"The trier of fact must choose between these two. Again its decision, although always outrageous to the losing party and hard for it to accept, is, if supported by an adequate evidentiary basis, not to be retried by this court."
The Board's choice in the case at bar was between two fairly conflicting views, and it is not the Court's function to displace it, even though the Court could justifiably have made a different choice had the matter been before it de novo. N. L. R. B. v. Walton Mfg. Co., supra.
The Board was entitled to weigh, and to draw reasonable inferences from, the circumstances surrounding King's discharge. To recapitulate: King had been employed by Petitioner for more than five years when, within a week, he (1) joined in initiating an effort to bring the Union into Petitioner's previously unorganized plant; (2) actively solicited his fellow employees to support the Union drive; (3) publicly proclaimed his Union membership in response to his supervisor's inquiry; and (4) was summarily discharged. This dismissal differed so markedly from Petitioner's previous treatment of King, it seems that on the record the Board could reasonably find, as it did, that there was more than coincidence between the beginning of King's Union activities and his discharge.
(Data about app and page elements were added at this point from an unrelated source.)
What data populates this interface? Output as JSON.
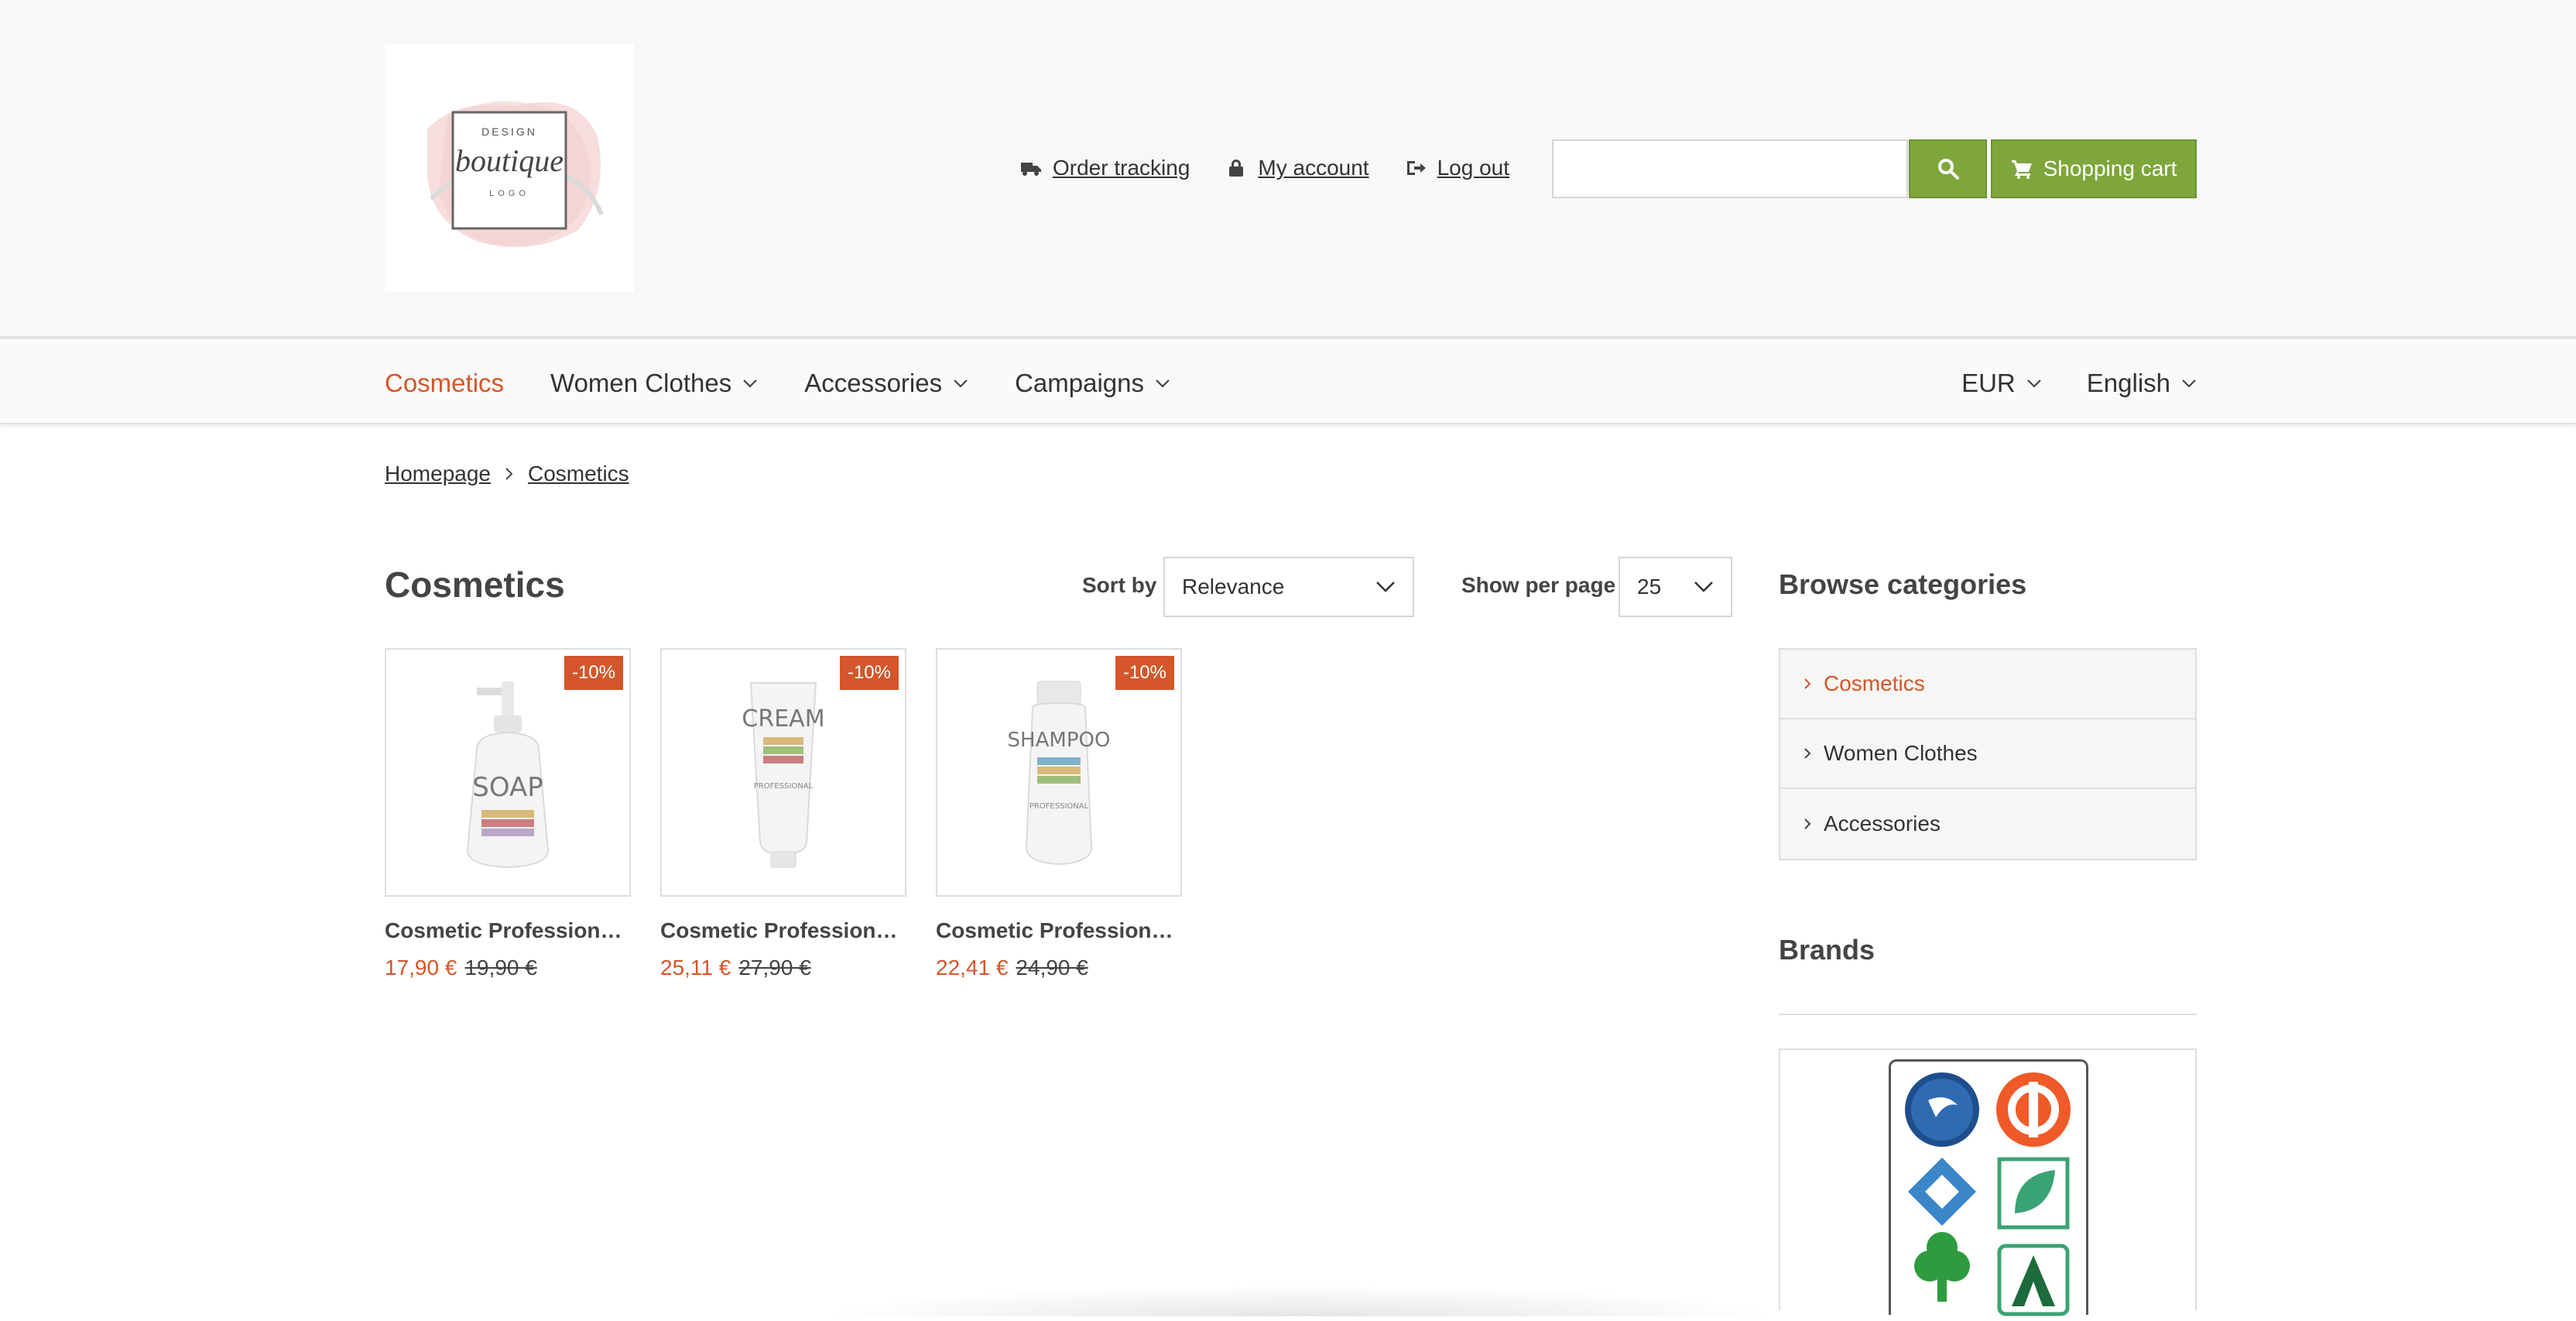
{
  "header": {
    "util_links": [
      {
        "label": "Order tracking",
        "icon": "truck-icon"
      },
      {
        "label": "My account",
        "icon": "lock-icon"
      },
      {
        "label": "Log out",
        "icon": "logout-icon"
      }
    ],
    "search": {
      "value": "",
      "placeholder": ""
    },
    "cart_label": "Shopping cart"
  },
  "nav": {
    "items": [
      {
        "label": "Cosmetics",
        "active": true
      },
      {
        "label": "Women Clothes"
      },
      {
        "label": "Accessories"
      },
      {
        "label": "Campaigns"
      }
    ],
    "currency": "EUR",
    "language": "English"
  },
  "breadcrumb": [
    "Homepage",
    "Cosmetics"
  ],
  "listing": {
    "title": "Cosmetics",
    "sort_label": "Sort by",
    "sort_value": "Relevance",
    "perpage_label": "Show per page",
    "perpage_value": "25",
    "products": [
      {
        "name": "Cosmetic Professional Soap",
        "badge": "-10%",
        "price": "17,90 €",
        "old_price": "19,90 €",
        "image": "soap-bottle"
      },
      {
        "name": "Cosmetic Professional Cream",
        "badge": "-10%",
        "price": "25,11 €",
        "old_price": "27,90 €",
        "image": "cream-tube"
      },
      {
        "name": "Cosmetic Professional Shampoo",
        "badge": "-10%",
        "price": "22,41 €",
        "old_price": "24,90 €",
        "image": "shampoo-bottle"
      }
    ]
  },
  "sidebar": {
    "categories_title": "Browse categories",
    "categories": [
      {
        "label": "Cosmetics",
        "active": true
      },
      {
        "label": "Women Clothes"
      },
      {
        "label": "Accessories"
      }
    ],
    "brands_title": "Brands"
  },
  "colors": {
    "accent": "#d4562a",
    "green": "#7ea63b"
  }
}
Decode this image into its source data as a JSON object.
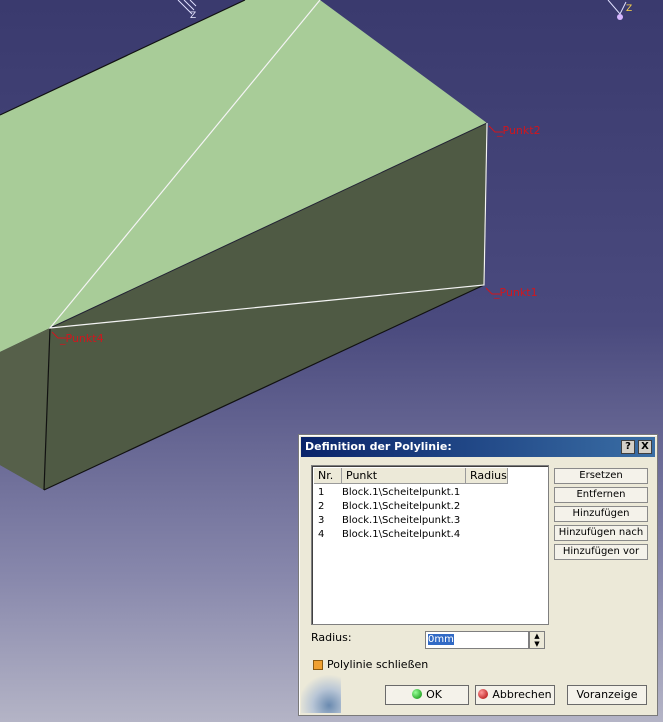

Cf. N. L. R. B. v. S.S. Coachman & Sons, Inc., 5 Cir., 203 F.2d 109; N. L. R. B. v. Whitin Machine Works, 1 Cir., 204 F.2d 883.
For the foregoing reasons, we find that the Board's Order is supported by substantial evidence, and, accordingly, it is enforced.
29 U.S.C. § 158(a) (1)
29 U.S.C. § 158(a) (3)
29 U.S.C. § 158(a). "It shall be an unfair labor practice for an employer —
"(1) to interfere with, restrain, or coerce employees in the exercise of the rights guaranteed in section 157 of this title;"
29 U.S.C. § 157 provides, in effect, that employees shall have the right to self-organization.
29 U.S.C. § 158(a) provides that it shall be an unfair labor practice for an employer —
"(3) by discrimination in regard to hire or tenure of employment or any term of condition of employment to encourage or discourage membership in any labor organization."
United Steel Workers of America, AFL-CIO